Red Sox June Draft History A Mixed Bag
Will the Red Sox find the next superstar?
Monday evening, when MLB Commissioner Rob Manfred’s Earth Band lands in Secaucus, New Jersey for the 2015 Major League Baseball June draft of first year amateur players, the Boston Red Sox will attempt to uncover the next Roger Clemens or Nomar Garciaparra.
MLB’s draft, despite attempts over the last eight years by both ESPN and MLBTV to televise the first round remains a low key affair unlike the glitz and glitter of the NFL and NBA drafts which have become a made-for-TV dream. After MLB’s first two rounds, the other 38 rounds (not televised) feature monotone voices documenting each team’s picks.
“Philadelphia Phillies”…..”Philadelphia selects redraft number 6,789 right-handed pitcher Joe Jones of the College of Southern Idaho”……and on, and on, and on….
The Red Sox have the seventh pick in this year’s first round. Two Vanderbilt Commodores are among players discussed as possible Boston choices. Pitcher Carson Fulmer, drafted by the Red Sox out of All Saints High School in Polk County, Florida despite a commitment to Vandy, and fellow Golden Spikes award candidate infielder Dansby Swanson have both been scouted by Red Sox officials.
The June amateur draft began in 1965 and the Red Sox first pick (and fifth overall) was outfielder Billy Conigliaro , brother of Tony, Boston’s reigning star. The following year, pitcher Ken Brett was drafted by the Sox. Years later, Ken Brett’s brother George would become American League batting champion with the Kansas City Royals.
The highest pick the Red Sox ever had in the June draft was in 1967 when they chose pitcher Mike Garman third overall. Garman reached the majors with the Red Sox, but enjoyed most of his success in the National League with St. Louis.
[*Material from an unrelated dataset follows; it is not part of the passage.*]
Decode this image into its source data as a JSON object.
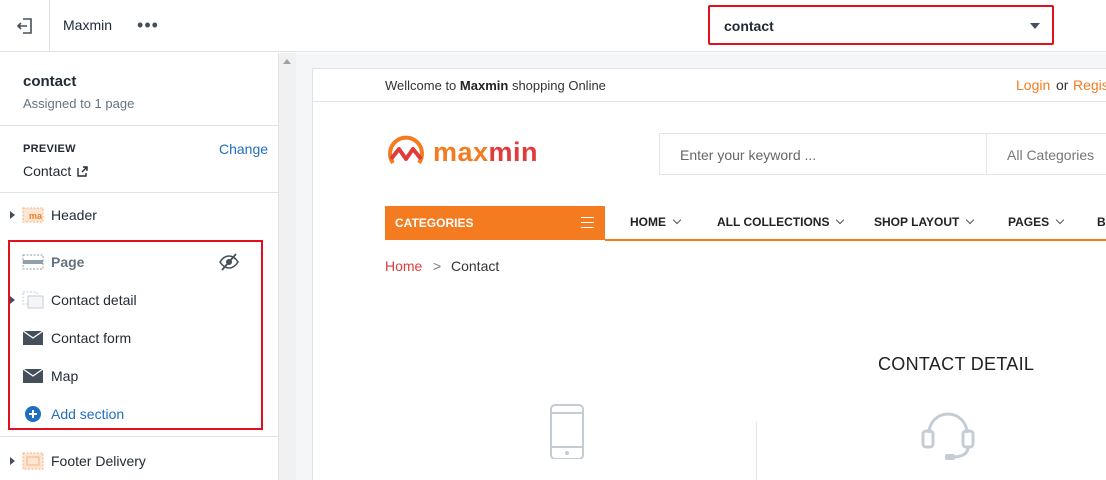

After three years of first round picks who did not reach the major leagues (Tom Maggard, Noel Jenks and Jimmy Hacker) The Red Sox hit it big in 1971, drafting South Carolina high school star outfielder and eventual baseball hall of famer Jim Rice.
1972 through 1975 saw another run of first round Red Sox choices with limited or no major league action except for a short stint by infielder Ted Cox who was eventually shipped to the Cleveland Indians in the trade which brought Dennis Eckersley to Boston in 1978.
In 1976, lefthander Bruce Hurst was chosen number one by Boston and enjoyed a successful major league career with the Red Sox .
In the same draft the Sox fourth round choice was Florida State University pitcher Larry Jones , who did not sign with Boston. You probably know his son. Larry Jones Jr. AKA Chipper Jones who became the Atlanta Braves top pick in the 1990 June draft. The senior Jones became a teacher and coach at T. DeWitt Taylor High School in Pierson, Florida,the same high school his son would later attend and play baseball well enough to be the second MLB draftee in his family.
It’s a good thing Boston’s seventh round choice that year signed though. That was Hall of Fame third baseman Wade Boggs.
In 1977, top pick, right-handed pitcher Andy Madden struggled with injuries and never reached the major leagues.
The late 70’s and early 80’s were a dismal time for first round Red Sox until Roger Clemens was chosen in 1983 out of the University of Texas. Clemens was drafted by the Mets out of high school but opted for a collegiate career with the Longhorns.
1986’s top Sox pick ended up in New England eventually , but as a member of the Patriots. Outfielder Greg McMurtry turned down the Red Sox offer for a football scholarship to the University of Michigan and was a productive NFL wide receiver for several years.
The June draft of 1989 featured first rounder Mo Vaughn, a compensation pick, and also included future major leaguers Jeff Bagwell and Paul Quantrill. Top choice for the Sox that year, outfielder Greg Blosser struggled and never put together a successful major league career.
1991’s top pick for Boston, outfielder J.J. Johnson from Pine Plains, New York never played a game above class A ball.
Georgia Tech shortstop Nomar Garciaparra topped Boston’s list in 1994. That worked out OK.
Current Red Sox starter Clay Buchholz was one of five first round picks (due to free agent compensation) the Sox had in 2005. The others show the fickle nature of the draft process….outfielder Jacoby Ellsbury, pitcher Craig Hansen, pitcher Michael Bowden and infielder Jed Lowrie. All have had major league experience, but with varying degrees of success.
2013 ‘s Trey Ball has struggled as a pitcher since being drafted number one by the Sox and there have been rumors of a possible position change in the works.
The bottom line is, a lottery ticket sometimes is more of a sure thing than baseball’s June draft. Let the prospecting for 2015 begin…